> _INFORMATION_
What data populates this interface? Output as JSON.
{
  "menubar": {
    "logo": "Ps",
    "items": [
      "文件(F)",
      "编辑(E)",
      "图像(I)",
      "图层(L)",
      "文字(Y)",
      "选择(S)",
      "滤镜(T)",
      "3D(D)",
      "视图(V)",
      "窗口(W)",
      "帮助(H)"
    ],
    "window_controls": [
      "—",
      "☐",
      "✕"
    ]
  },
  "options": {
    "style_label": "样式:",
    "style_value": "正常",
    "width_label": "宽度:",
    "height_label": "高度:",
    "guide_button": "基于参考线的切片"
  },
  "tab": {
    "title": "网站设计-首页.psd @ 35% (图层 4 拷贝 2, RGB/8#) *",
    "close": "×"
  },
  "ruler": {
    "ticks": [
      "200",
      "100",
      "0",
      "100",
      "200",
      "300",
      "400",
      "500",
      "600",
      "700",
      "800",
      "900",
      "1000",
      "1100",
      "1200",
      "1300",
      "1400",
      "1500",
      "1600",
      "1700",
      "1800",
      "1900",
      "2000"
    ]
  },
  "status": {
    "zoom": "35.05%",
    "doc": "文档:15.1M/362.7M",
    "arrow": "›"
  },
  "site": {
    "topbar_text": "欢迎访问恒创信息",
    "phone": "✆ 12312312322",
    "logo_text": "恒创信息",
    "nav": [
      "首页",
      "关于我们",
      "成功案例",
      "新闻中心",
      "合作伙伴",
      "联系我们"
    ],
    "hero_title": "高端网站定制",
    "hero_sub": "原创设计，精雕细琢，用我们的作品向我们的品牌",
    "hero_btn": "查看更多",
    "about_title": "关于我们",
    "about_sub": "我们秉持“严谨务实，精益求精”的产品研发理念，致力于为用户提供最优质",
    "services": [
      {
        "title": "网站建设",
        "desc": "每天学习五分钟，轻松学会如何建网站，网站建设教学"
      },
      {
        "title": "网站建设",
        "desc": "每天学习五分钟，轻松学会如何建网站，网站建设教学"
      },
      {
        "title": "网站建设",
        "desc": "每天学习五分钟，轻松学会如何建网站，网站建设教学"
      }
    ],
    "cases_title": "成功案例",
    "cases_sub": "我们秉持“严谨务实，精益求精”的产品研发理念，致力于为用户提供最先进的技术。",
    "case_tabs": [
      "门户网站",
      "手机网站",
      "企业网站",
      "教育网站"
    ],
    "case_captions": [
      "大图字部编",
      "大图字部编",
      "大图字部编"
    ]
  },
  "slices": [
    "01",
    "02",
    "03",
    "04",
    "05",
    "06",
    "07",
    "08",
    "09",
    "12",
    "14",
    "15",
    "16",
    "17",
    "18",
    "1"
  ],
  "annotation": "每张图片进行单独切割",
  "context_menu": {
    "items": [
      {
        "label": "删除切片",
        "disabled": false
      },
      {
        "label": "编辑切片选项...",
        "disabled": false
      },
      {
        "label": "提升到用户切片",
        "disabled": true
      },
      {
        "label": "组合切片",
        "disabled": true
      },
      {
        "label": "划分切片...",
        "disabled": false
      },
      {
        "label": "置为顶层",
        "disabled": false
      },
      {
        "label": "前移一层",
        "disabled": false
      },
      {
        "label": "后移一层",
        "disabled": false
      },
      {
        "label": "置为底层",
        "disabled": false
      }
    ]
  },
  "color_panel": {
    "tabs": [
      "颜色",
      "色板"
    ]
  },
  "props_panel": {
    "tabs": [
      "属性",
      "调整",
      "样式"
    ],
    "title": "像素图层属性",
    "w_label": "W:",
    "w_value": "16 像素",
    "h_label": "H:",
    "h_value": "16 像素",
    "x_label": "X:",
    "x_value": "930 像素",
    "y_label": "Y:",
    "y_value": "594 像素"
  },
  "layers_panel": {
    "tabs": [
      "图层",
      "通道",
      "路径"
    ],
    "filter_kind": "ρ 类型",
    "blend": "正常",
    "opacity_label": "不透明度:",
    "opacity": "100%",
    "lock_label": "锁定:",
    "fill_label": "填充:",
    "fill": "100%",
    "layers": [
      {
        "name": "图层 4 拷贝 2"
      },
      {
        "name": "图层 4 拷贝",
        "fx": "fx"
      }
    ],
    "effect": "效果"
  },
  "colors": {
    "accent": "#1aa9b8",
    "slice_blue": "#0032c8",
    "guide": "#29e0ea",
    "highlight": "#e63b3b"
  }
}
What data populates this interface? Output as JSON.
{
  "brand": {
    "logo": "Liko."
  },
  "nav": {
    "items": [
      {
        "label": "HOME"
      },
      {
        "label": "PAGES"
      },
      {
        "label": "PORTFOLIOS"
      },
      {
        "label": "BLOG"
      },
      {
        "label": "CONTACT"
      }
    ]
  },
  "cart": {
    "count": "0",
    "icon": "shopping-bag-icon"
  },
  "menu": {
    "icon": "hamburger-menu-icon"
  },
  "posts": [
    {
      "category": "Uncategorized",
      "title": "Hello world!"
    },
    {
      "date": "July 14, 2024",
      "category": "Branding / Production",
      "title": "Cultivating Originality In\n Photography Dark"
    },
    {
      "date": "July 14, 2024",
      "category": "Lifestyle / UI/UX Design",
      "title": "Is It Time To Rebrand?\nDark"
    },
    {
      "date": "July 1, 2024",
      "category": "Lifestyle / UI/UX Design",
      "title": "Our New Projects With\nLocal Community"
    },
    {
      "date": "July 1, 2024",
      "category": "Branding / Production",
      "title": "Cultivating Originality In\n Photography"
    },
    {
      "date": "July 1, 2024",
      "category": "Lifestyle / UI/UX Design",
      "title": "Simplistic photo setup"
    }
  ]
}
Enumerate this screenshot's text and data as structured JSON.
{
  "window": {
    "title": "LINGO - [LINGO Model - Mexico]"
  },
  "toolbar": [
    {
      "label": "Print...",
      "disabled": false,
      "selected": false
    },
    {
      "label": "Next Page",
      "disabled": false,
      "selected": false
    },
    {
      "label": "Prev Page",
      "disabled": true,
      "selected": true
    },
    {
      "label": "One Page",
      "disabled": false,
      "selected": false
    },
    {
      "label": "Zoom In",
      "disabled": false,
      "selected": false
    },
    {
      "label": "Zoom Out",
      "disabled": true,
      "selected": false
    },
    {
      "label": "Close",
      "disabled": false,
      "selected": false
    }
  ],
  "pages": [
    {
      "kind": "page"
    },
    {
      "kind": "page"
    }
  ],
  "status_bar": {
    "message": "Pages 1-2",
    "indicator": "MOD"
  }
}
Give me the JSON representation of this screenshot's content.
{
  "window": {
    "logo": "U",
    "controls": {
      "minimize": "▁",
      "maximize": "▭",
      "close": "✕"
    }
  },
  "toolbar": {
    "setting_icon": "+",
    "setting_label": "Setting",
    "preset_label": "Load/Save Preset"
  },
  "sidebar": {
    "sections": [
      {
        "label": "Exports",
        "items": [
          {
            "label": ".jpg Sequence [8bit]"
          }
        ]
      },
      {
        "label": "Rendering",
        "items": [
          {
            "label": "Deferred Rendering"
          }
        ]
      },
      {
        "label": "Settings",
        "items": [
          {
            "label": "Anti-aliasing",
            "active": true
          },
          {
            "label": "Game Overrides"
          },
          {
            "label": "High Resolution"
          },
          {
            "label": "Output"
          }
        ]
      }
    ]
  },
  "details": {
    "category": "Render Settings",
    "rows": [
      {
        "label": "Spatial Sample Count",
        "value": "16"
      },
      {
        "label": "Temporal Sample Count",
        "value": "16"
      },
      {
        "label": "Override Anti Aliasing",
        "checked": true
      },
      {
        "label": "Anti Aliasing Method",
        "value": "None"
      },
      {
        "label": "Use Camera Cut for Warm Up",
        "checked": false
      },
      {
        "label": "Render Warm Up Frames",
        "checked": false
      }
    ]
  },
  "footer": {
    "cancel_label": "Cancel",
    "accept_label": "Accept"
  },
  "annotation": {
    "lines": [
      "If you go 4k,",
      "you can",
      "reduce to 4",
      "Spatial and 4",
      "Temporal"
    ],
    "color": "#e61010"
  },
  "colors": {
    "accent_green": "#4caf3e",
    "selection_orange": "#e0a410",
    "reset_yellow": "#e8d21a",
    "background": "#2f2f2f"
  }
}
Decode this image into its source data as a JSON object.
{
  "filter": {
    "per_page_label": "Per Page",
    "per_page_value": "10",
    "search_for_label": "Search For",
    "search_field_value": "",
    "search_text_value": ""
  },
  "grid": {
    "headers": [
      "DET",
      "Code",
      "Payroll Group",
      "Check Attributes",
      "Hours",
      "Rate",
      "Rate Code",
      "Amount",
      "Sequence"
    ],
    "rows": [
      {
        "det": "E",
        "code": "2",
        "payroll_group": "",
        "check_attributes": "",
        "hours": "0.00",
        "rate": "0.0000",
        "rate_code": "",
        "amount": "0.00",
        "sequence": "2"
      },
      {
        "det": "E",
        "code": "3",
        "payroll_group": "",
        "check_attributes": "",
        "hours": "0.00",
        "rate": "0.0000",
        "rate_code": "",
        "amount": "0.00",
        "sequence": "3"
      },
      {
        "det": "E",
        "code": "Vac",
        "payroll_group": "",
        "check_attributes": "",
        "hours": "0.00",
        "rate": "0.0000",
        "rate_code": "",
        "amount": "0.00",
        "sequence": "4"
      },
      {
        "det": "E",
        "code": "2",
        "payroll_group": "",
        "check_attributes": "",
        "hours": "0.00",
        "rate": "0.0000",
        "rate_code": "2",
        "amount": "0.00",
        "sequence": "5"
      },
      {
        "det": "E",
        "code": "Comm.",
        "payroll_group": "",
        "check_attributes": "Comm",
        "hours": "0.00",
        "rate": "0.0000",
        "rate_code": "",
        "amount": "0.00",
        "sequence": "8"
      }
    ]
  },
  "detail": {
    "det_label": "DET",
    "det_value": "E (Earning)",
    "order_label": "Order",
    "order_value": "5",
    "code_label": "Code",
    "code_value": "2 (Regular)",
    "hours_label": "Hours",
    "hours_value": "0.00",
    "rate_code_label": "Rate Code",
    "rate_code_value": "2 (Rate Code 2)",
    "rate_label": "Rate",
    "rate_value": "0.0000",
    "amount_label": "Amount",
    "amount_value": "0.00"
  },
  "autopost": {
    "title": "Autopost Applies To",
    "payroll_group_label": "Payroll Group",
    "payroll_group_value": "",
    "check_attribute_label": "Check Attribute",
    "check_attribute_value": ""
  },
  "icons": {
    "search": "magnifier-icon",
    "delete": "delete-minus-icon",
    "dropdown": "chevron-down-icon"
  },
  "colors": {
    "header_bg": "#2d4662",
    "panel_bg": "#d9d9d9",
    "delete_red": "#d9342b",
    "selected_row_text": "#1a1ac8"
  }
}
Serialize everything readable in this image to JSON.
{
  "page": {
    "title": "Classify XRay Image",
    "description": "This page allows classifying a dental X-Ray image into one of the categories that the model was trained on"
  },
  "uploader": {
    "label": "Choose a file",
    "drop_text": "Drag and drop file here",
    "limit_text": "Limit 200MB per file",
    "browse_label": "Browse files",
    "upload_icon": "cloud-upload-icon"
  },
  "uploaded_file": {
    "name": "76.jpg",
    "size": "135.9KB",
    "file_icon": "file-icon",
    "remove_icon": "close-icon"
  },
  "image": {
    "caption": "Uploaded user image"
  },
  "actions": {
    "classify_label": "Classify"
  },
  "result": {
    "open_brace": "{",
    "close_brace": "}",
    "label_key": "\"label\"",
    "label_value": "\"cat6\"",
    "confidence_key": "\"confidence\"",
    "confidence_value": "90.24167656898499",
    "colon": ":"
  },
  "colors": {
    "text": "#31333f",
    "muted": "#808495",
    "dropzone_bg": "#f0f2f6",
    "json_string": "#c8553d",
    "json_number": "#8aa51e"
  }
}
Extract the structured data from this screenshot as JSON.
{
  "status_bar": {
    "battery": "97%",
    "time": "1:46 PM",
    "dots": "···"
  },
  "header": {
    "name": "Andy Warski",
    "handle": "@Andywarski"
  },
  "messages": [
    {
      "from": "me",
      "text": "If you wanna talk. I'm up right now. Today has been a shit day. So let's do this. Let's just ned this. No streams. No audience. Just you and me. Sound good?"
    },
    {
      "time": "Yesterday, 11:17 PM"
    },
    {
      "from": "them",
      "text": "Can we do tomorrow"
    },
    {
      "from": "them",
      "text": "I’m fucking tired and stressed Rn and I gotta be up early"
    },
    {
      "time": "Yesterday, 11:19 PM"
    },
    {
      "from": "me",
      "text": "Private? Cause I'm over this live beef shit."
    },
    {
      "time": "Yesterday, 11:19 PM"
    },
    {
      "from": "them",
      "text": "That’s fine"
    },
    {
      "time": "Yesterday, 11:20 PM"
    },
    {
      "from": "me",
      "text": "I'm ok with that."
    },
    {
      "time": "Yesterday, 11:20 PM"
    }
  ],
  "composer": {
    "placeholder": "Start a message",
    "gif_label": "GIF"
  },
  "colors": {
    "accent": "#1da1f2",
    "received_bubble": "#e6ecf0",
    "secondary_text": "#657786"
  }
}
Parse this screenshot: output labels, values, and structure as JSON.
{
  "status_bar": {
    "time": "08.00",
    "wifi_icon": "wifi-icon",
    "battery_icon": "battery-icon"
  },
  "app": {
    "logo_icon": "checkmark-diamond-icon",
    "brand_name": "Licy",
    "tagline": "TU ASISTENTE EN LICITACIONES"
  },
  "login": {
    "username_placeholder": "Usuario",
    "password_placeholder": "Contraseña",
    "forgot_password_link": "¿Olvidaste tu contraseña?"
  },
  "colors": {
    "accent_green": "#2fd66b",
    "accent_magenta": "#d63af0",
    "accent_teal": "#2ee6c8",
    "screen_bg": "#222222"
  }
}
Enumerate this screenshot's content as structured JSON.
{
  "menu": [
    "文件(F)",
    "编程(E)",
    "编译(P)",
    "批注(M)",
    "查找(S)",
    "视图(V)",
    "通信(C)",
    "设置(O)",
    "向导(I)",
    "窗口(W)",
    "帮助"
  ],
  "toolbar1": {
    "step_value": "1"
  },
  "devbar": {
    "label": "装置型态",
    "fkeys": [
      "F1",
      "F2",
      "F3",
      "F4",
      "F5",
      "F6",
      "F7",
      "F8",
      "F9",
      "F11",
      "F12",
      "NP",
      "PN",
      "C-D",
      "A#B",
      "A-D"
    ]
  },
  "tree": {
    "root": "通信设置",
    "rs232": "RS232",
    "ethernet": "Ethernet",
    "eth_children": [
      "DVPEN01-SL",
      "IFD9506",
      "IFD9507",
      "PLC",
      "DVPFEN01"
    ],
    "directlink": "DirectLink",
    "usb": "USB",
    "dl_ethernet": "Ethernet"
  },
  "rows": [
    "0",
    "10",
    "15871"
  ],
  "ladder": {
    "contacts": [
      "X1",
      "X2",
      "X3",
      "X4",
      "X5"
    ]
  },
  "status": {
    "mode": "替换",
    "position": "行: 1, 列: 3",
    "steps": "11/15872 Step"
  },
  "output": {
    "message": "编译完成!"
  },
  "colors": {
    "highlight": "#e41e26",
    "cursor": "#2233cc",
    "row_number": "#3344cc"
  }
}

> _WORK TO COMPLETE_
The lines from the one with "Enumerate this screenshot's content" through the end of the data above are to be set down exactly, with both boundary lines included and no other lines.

> _OUTPUT OF THE EXERCISE_
Enumerate this screenshot's content as structured JSON.
{
  "menu": [
    "文件(F)",
    "编程(E)",
    "编译(P)",
    "批注(M)",
    "查找(S)",
    "视图(V)",
    "通信(C)",
    "设置(O)",
    "向导(I)",
    "窗口(W)",
    "帮助"
  ],
  "toolbar1": {
    "step_value": "1"
  },
  "devbar": {
    "label": "装置型态",
    "fkeys": [
      "F1",
      "F2",
      "F3",
      "F4",
      "F5",
      "F6",
      "F7",
      "F8",
      "F9",
      "F11",
      "F12",
      "NP",
      "PN",
      "C-D",
      "A#B",
      "A-D"
    ]
  },
  "tree": {
    "root": "通信设置",
    "rs232": "RS232",
    "ethernet": "Ethernet",
    "eth_children": [
      "DVPEN01-SL",
      "IFD9506",
      "IFD9507",
      "PLC",
      "DVPFEN01"
    ],
    "directlink": "DirectLink",
    "usb": "USB",
    "dl_ethernet": "Ethernet"
  },
  "rows": [
    "0",
    "10",
    "15871"
  ],
  "ladder": {
    "contacts": [
      "X1",
      "X2",
      "X3",
      "X4",
      "X5"
    ]
  },
  "status": {
    "mode": "替换",
    "position": "行: 1, 列: 3",
    "steps": "11/15872 Step"
  },
  "output": {
    "message": "编译完成!"
  },
  "colors": {
    "highlight": "#e41e26",
    "cursor": "#2233cc",
    "row_number": "#3344cc"
  }
}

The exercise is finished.